WHAT YOU NEED TO DO — Go through the data and copy every line exactly, but not the images.
[Start of section]
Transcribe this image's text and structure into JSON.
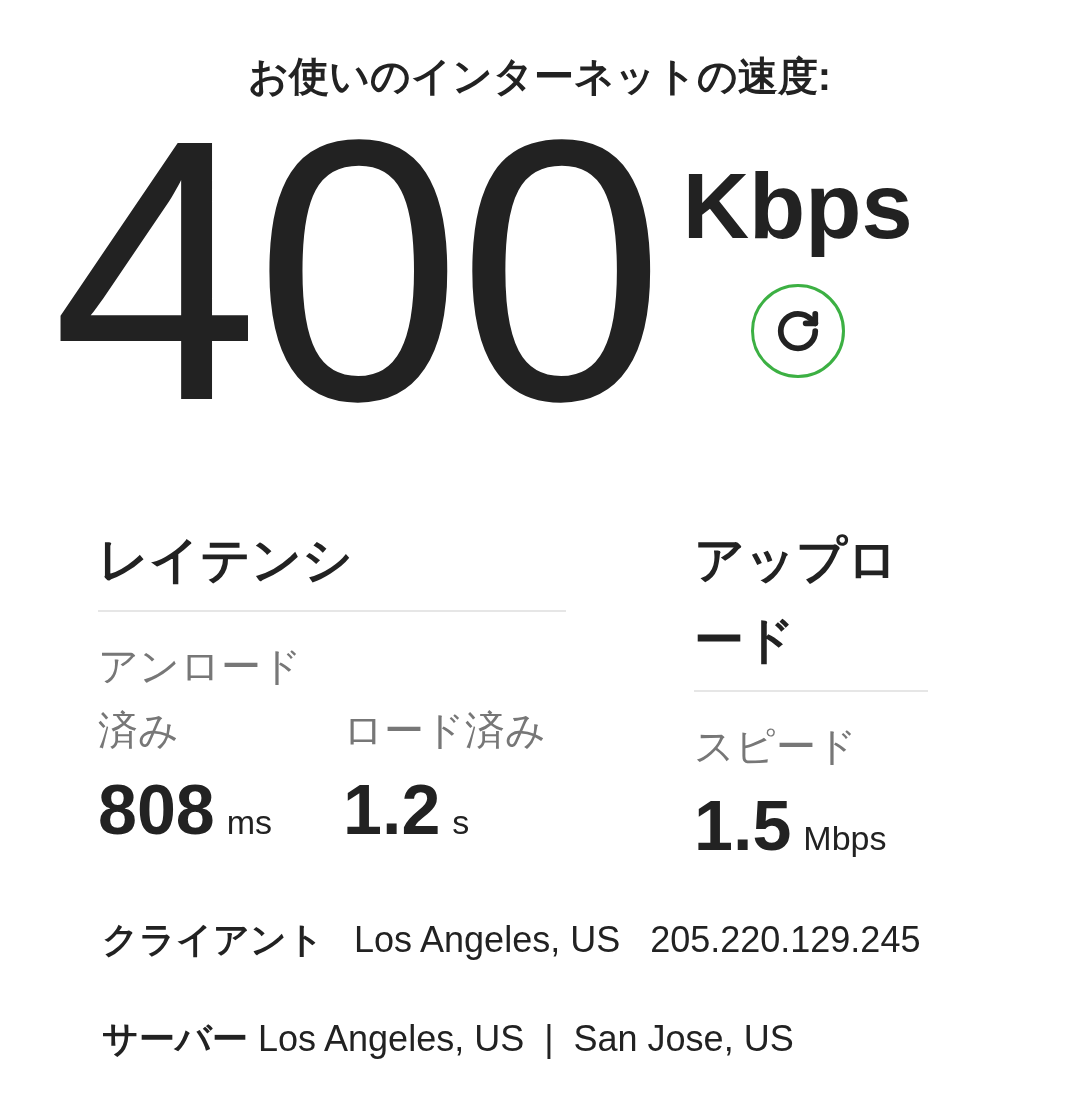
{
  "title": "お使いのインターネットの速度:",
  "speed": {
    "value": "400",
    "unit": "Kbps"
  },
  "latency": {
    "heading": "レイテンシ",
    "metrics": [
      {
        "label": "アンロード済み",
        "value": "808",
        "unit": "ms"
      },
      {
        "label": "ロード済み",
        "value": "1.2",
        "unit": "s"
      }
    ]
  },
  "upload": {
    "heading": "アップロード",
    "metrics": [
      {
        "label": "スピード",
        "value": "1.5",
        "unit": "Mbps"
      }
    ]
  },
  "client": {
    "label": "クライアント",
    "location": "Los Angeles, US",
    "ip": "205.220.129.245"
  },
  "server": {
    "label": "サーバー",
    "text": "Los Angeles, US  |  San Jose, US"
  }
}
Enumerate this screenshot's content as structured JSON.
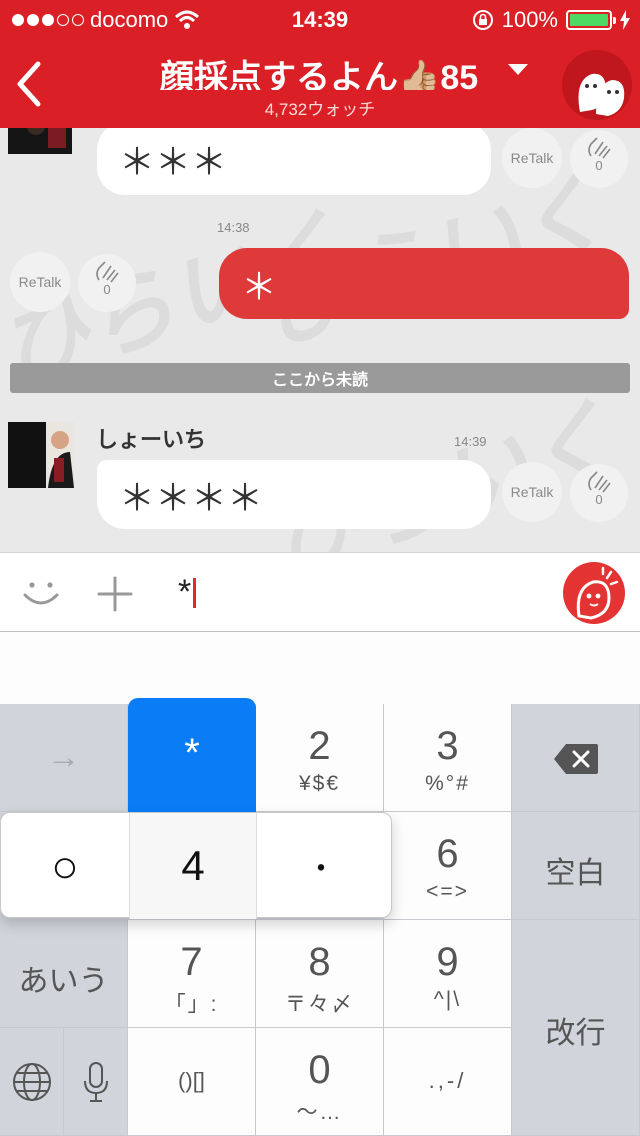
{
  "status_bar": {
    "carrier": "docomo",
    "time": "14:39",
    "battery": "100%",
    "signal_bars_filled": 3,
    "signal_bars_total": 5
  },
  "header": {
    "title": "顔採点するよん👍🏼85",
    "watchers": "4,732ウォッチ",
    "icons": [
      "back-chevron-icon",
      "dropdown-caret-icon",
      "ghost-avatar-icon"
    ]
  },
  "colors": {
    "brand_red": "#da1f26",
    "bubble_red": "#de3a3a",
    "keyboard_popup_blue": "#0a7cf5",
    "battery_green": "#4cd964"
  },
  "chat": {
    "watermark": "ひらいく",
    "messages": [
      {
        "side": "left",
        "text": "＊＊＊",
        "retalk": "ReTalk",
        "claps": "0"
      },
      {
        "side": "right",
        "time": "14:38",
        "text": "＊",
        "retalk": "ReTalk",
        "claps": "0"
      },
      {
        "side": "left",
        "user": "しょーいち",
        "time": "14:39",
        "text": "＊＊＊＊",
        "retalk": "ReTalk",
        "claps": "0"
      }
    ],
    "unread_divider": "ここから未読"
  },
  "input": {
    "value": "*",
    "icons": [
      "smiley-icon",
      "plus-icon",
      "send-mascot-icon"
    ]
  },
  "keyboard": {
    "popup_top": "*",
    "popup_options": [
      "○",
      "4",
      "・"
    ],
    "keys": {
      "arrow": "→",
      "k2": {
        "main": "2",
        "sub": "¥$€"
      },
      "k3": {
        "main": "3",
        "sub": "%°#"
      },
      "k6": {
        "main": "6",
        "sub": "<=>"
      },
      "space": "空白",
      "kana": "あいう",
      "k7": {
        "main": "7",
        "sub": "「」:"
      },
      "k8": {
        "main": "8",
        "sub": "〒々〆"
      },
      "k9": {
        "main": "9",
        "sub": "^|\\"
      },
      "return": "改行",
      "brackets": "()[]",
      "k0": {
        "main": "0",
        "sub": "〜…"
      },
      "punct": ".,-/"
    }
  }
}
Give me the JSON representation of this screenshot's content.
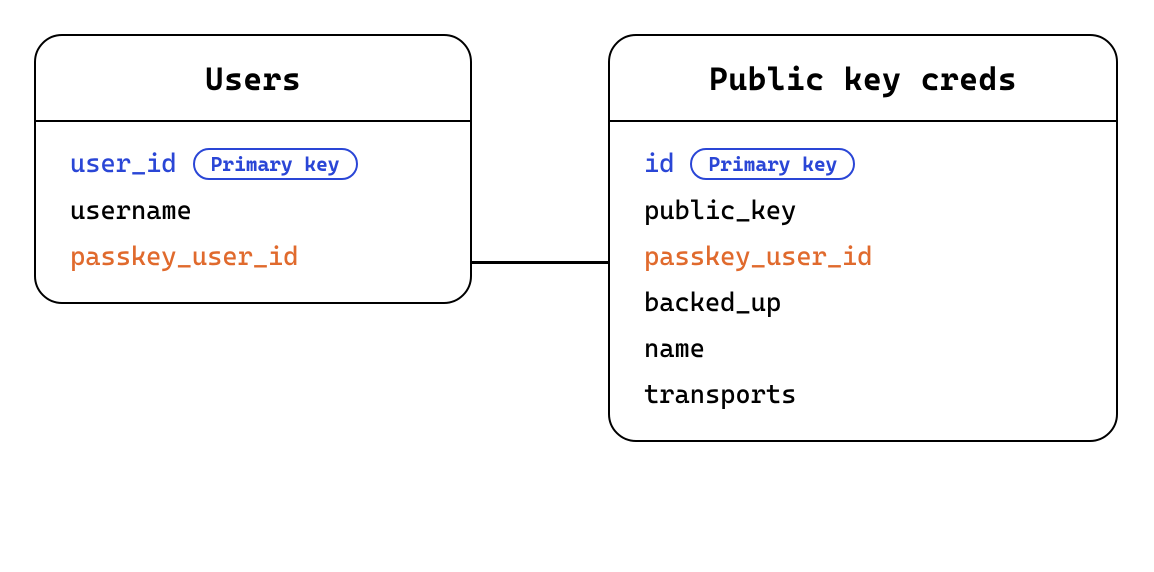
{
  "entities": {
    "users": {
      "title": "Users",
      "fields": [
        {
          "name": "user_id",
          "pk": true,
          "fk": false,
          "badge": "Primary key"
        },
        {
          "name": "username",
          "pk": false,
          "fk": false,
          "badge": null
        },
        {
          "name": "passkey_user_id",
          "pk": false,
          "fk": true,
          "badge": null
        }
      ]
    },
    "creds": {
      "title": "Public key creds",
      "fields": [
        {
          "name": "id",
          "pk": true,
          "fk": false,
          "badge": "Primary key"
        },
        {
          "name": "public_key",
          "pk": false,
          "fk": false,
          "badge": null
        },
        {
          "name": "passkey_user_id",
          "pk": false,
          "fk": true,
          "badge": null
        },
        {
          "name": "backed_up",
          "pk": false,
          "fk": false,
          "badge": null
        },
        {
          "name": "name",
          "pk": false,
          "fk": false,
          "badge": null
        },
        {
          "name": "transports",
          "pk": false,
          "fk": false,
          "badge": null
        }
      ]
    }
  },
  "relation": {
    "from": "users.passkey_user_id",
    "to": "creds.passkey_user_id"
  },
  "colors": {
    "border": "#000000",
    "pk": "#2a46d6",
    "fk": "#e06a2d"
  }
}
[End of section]
ANSWER FOR THIS EXERCISE —
Transcribe this image's text and structure into JSON.
{
  "title": "お使いのインターネットの速度:",
  "speed": {
    "value": "400",
    "unit": "Kbps"
  },
  "latency": {
    "heading": "レイテンシ",
    "metrics": [
      {
        "label": "アンロード済み",
        "value": "808",
        "unit": "ms"
      },
      {
        "label": "ロード済み",
        "value": "1.2",
        "unit": "s"
      }
    ]
  },
  "upload": {
    "heading": "アップロード",
    "metrics": [
      {
        "label": "スピード",
        "value": "1.5",
        "unit": "Mbps"
      }
    ]
  },
  "client": {
    "label": "クライアント",
    "location": "Los Angeles, US",
    "ip": "205.220.129.245"
  },
  "server": {
    "label": "サーバー",
    "text": "Los Angeles, US  |  San Jose, US"
  }
}
Enumerate this screenshot's content as structured JSON.
{
  "status_bar": {
    "carrier": "docomo",
    "time": "14:39",
    "battery": "100%",
    "signal_bars_filled": 3,
    "signal_bars_total": 5
  },
  "header": {
    "title": "顔採点するよん👍🏼85",
    "watchers": "4,732ウォッチ",
    "icons": [
      "back-chevron-icon",
      "dropdown-caret-icon",
      "ghost-avatar-icon"
    ]
  },
  "colors": {
    "brand_red": "#da1f26",
    "bubble_red": "#de3a3a",
    "keyboard_popup_blue": "#0a7cf5",
    "battery_green": "#4cd964"
  },
  "chat": {
    "watermark": "ひらいく",
    "messages": [
      {
        "side": "left",
        "text": "＊＊＊",
        "retalk": "ReTalk",
        "claps": "0"
      },
      {
        "side": "right",
        "time": "14:38",
        "text": "＊",
        "retalk": "ReTalk",
        "claps": "0"
      },
      {
        "side": "left",
        "user": "しょーいち",
        "time": "14:39",
        "text": "＊＊＊＊",
        "retalk": "ReTalk",
        "claps": "0"
      }
    ],
    "unread_divider": "ここから未読"
  },
  "input": {
    "value": "*",
    "icons": [
      "smiley-icon",
      "plus-icon",
      "send-mascot-icon"
    ]
  },
  "keyboard": {
    "popup_top": "*",
    "popup_options": [
      "○",
      "4",
      "・"
    ],
    "keys": {
      "arrow": "→",
      "k2": {
        "main": "2",
        "sub": "¥$€"
      },
      "k3": {
        "main": "3",
        "sub": "%°#"
      },
      "k6": {
        "main": "6",
        "sub": "<=>"
      },
      "space": "空白",
      "kana": "あいう",
      "k7": {
        "main": "7",
        "sub": "「」:"
      },
      "k8": {
        "main": "8",
        "sub": "〒々〆"
      },
      "k9": {
        "main": "9",
        "sub": "^|\\"
      },
      "return": "改行",
      "brackets": "()[]",
      "k0": {
        "main": "0",
        "sub": "〜…"
      },
      "punct": ".,-/"
    }
  }
}
Give me the JSON representation of this screenshot's content.
{
  "entities": {
    "users": {
      "title": "Users",
      "fields": [
        {
          "name": "user_id",
          "pk": true,
          "fk": false,
          "badge": "Primary key"
        },
        {
          "name": "username",
          "pk": false,
          "fk": false,
          "badge": null
        },
        {
          "name": "passkey_user_id",
          "pk": false,
          "fk": true,
          "badge": null
        }
      ]
    },
    "creds": {
      "title": "Public key creds",
      "fields": [
        {
          "name": "id",
          "pk": true,
          "fk": false,
          "badge": "Primary key"
        },
        {
          "name": "public_key",
          "pk": false,
          "fk": false,
          "badge": null
        },
        {
          "name": "passkey_user_id",
          "pk": false,
          "fk": true,
          "badge": null
        },
        {
          "name": "backed_up",
          "pk": false,
          "fk": false,
          "badge": null
        },
        {
          "name": "name",
          "pk": false,
          "fk": false,
          "badge": null
        },
        {
          "name": "transports",
          "pk": false,
          "fk": false,
          "badge": null
        }
      ]
    }
  },
  "relation": {
    "from": "users.passkey_user_id",
    "to": "creds.passkey_user_id"
  },
  "colors": {
    "border": "#000000",
    "pk": "#2a46d6",
    "fk": "#e06a2d"
  }
}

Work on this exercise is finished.